While serving 20 years of active duty military service, I was attached to various special operations, combat search, and rescue units. During that service I obtained a different “perspective” about life and how the world was perceived. A few years after my retirement, I had attended a funeral for a comrade I had served with at various duty stations. The individual was not only a husband/father/co-worker, but he was a “brother in arms”. There is a bond between military members that can’t always be expressed in words, but they still last a lifetime. 
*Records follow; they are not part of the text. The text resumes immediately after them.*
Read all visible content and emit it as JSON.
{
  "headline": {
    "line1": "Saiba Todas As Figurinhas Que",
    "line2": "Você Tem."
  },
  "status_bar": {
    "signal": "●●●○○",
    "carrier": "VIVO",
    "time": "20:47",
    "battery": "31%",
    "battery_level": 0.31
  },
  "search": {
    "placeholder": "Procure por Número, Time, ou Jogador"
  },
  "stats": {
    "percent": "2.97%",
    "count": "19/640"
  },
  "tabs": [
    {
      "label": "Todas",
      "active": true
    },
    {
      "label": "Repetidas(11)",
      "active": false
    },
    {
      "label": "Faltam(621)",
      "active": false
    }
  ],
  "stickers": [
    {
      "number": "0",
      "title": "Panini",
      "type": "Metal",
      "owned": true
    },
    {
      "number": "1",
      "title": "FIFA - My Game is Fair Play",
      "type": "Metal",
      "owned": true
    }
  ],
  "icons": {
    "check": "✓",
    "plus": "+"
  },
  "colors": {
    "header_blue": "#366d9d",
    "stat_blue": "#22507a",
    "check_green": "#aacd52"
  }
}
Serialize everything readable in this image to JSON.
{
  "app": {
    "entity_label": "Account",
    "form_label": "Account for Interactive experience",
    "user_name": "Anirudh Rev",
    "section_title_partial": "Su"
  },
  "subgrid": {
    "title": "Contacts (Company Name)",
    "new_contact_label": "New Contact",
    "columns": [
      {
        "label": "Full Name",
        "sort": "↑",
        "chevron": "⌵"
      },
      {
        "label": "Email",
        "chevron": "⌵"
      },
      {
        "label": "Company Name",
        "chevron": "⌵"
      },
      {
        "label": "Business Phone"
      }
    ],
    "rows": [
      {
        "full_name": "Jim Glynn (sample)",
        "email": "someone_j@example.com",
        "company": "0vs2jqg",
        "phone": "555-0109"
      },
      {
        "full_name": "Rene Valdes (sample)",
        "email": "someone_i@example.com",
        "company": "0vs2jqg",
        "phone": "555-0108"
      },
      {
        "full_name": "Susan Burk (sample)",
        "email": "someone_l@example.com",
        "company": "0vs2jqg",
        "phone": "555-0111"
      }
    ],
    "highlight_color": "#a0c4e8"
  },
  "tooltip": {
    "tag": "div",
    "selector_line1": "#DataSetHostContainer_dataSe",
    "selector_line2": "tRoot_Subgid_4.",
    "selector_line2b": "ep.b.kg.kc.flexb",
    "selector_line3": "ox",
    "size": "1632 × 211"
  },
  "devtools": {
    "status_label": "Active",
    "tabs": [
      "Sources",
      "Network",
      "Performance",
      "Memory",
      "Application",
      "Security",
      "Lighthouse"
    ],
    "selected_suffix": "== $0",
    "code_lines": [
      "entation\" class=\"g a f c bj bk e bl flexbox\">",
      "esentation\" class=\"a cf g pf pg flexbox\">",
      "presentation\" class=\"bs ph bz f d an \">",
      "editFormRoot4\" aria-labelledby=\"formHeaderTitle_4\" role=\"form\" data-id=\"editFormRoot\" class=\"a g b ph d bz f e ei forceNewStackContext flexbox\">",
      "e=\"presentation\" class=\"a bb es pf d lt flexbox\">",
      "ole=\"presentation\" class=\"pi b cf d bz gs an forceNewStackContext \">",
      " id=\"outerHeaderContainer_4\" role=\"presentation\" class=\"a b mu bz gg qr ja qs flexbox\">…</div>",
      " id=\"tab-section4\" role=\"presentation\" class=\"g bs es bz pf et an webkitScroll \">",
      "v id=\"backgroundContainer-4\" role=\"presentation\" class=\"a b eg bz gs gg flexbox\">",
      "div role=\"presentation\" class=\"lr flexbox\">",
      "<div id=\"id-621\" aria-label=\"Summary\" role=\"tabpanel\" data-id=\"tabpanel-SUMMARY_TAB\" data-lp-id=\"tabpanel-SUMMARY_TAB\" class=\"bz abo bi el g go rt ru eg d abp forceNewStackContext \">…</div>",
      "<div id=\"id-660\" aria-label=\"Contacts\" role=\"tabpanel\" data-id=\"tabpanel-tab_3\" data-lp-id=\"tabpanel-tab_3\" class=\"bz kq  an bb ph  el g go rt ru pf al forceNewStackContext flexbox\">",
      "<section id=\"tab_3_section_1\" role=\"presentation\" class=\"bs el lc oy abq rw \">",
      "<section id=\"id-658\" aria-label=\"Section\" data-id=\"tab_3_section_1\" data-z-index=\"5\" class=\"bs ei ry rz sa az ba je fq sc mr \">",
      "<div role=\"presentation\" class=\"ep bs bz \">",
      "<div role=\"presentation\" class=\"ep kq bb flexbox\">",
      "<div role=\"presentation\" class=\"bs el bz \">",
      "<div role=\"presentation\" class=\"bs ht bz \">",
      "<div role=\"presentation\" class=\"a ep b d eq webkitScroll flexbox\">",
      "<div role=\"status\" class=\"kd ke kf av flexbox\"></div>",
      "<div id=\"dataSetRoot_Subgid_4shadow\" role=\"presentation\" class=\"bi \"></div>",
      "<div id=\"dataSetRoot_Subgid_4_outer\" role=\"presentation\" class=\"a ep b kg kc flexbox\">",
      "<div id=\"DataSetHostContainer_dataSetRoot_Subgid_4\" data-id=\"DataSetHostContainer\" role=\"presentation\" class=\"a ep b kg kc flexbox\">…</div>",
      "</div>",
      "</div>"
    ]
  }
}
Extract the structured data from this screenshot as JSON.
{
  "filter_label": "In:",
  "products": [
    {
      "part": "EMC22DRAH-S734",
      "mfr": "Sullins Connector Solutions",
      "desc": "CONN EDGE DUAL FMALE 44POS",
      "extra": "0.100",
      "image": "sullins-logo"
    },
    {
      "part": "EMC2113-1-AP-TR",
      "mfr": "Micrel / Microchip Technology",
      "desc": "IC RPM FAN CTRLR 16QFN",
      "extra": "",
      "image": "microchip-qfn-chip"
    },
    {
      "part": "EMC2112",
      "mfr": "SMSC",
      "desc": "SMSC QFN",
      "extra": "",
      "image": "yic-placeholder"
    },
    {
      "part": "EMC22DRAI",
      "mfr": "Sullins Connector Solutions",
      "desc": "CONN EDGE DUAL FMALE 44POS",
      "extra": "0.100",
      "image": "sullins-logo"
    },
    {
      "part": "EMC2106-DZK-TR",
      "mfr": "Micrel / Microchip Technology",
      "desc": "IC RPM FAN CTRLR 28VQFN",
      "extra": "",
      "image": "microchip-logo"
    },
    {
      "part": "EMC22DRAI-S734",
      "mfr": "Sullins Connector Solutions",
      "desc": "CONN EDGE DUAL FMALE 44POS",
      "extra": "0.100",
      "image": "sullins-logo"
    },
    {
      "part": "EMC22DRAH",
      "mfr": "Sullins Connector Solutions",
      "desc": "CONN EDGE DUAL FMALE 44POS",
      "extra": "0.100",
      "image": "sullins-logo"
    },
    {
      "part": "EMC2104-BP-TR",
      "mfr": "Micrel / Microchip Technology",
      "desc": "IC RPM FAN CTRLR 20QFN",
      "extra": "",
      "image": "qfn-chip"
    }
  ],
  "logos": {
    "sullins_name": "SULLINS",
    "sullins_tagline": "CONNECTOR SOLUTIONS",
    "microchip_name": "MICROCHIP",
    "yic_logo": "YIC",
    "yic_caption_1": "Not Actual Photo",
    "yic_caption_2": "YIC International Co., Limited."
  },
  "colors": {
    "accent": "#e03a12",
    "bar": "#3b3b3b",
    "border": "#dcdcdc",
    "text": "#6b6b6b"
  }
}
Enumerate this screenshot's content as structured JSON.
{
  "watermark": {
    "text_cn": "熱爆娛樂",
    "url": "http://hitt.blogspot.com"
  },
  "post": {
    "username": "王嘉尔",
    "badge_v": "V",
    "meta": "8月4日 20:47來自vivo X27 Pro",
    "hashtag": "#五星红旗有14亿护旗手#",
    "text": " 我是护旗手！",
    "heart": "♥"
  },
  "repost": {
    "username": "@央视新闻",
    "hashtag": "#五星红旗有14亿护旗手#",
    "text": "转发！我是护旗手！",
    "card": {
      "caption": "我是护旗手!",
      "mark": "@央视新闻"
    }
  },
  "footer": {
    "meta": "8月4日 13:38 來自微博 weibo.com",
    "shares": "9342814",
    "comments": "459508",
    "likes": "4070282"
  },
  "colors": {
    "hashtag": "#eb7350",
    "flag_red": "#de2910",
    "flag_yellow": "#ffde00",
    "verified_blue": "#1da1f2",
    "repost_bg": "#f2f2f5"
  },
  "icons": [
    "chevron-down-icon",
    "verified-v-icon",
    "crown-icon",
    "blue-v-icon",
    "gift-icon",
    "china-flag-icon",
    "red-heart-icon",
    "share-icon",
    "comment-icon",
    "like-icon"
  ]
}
The funeral was like no other to me because this was the first time I was attending a funeral as a retired civilian. Initially I felt disconnected and slightly confused because I was no longer in uniform and I didn’t recognize any of the younger airmen that were hosting and attending the funeral. The ceremony was conducted with military honors and the protocol was just like any other funeral. However, this time I was seeing the life of our military members through the eyes of a retired civilian. I immediately started to reflect and recognize the sacrifices our service members currently make, to include those that paid the ultimate sacrifice to grant us the freedom we have today. Towards the end of the ceremony my old unit conducted a fly-by of two HH-60 helicopters with an American flag flown in the cabin area. The sight and sound of the helo’s brought back various memories while still paying the utmost respect to our fallen brother. It was the first time that I was watching the ceremony from an outside perspective and not involved in the process. I was filled with pride knowing that the men and women of the rescue community were carrying out our cherished military traditions, all while paying respect to one of my friends.

Later that evening I came across a picture on social media that one of my clients posted from the funeral earlier that day. The picture grabbed my attention and I couldn’t do much but stare at the photo trying to decipher the emotions. The only word I can use to explain the photo was “Perception”. This was the way I used to interpret various portions of my active service career.  Now the baton has now been handed to the younger generation who have their own perspectives, while I too can see things differently as a retired civilian. On board this aircraft conducting the fly-by were fellow brothers in arms and also past clients. These young airmen paying respect to my fellow comrade made me realize that I am a part of a family that will NEVER forget what we are about.


“These Things We Do That Others May Live”